Instructions for the task
All of the entries below must be copied out exactly.

++++ Records for this task ++++

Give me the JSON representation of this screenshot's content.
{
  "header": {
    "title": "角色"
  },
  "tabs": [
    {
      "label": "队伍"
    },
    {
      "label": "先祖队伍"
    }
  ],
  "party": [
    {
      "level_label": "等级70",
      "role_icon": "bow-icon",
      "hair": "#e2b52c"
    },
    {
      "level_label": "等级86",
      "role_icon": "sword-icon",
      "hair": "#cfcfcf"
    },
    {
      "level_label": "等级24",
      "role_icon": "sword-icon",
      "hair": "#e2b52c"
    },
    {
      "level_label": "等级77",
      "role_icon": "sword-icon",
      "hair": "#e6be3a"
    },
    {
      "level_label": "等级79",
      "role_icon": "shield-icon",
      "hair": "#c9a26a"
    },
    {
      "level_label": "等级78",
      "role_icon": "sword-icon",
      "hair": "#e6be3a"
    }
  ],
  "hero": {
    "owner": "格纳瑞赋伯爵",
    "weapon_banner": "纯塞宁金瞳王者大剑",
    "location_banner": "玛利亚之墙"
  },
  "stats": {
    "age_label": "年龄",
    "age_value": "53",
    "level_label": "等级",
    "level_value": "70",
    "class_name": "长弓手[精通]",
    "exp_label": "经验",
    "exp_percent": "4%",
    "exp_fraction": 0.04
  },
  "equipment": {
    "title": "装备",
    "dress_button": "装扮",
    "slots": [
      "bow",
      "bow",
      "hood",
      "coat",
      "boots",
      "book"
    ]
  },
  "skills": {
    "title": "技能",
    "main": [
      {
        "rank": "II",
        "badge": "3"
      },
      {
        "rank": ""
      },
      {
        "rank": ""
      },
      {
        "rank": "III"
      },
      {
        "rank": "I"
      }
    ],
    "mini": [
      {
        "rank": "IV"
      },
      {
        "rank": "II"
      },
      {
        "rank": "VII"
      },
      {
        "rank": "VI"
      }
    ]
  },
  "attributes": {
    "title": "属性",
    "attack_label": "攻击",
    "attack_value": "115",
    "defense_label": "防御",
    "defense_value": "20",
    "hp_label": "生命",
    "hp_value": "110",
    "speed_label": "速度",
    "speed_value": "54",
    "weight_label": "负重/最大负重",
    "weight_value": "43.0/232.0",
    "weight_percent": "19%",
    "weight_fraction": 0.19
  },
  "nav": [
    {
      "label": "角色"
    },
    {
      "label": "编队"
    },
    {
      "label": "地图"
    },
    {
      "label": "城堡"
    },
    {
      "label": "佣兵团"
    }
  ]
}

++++

Finished task
Give me the JSON representation of this screenshot's content.
{
  "header": {
    "title": "角色"
  },
  "tabs": [
    {
      "label": "队伍"
    },
    {
      "label": "先祖队伍"
    }
  ],
  "party": [
    {
      "level_label": "等级70",
      "role_icon": "bow-icon",
      "hair": "#e2b52c"
    },
    {
      "level_label": "等级86",
      "role_icon": "sword-icon",
      "hair": "#cfcfcf"
    },
    {
      "level_label": "等级24",
      "role_icon": "sword-icon",
      "hair": "#e2b52c"
    },
    {
      "level_label": "等级77",
      "role_icon": "sword-icon",
      "hair": "#e6be3a"
    },
    {
      "level_label": "等级79",
      "role_icon": "shield-icon",
      "hair": "#c9a26a"
    },
    {
      "level_label": "等级78",
      "role_icon": "sword-icon",
      "hair": "#e6be3a"
    }
  ],
  "hero": {
    "owner": "格纳瑞赋伯爵",
    "weapon_banner": "纯塞宁金瞳王者大剑",
    "location_banner": "玛利亚之墙"
  },
  "stats": {
    "age_label": "年龄",
    "age_value": "53",
    "level_label": "等级",
    "level_value": "70",
    "class_name": "长弓手[精通]",
    "exp_label": "经验",
    "exp_percent": "4%",
    "exp_fraction": 0.04
  },
  "equipment": {
    "title": "装备",
    "dress_button": "装扮",
    "slots": [
      "bow",
      "bow",
      "hood",
      "coat",
      "boots",
      "book"
    ]
  },
  "skills": {
    "title": "技能",
    "main": [
      {
        "rank": "II",
        "badge": "3"
      },
      {
        "rank": ""
      },
      {
        "rank": ""
      },
      {
        "rank": "III"
      },
      {
        "rank": "I"
      }
    ],
    "mini": [
      {
        "rank": "IV"
      },
      {
        "rank": "II"
      },
      {
        "rank": "VII"
      },
      {
        "rank": "VI"
      }
    ]
  },
  "attributes": {
    "title": "属性",
    "attack_label": "攻击",
    "attack_value": "115",
    "defense_label": "防御",
    "defense_value": "20",
    "hp_label": "生命",
    "hp_value": "110",
    "speed_label": "速度",
    "speed_value": "54",
    "weight_label": "负重/最大负重",
    "weight_value": "43.0/232.0",
    "weight_percent": "19%",
    "weight_fraction": 0.19
  },
  "nav": [
    {
      "label": "角色"
    },
    {
      "label": "编队"
    },
    {
      "label": "地图"
    },
    {
      "label": "城堡"
    },
    {
      "label": "佣兵团"
    }
  ]
}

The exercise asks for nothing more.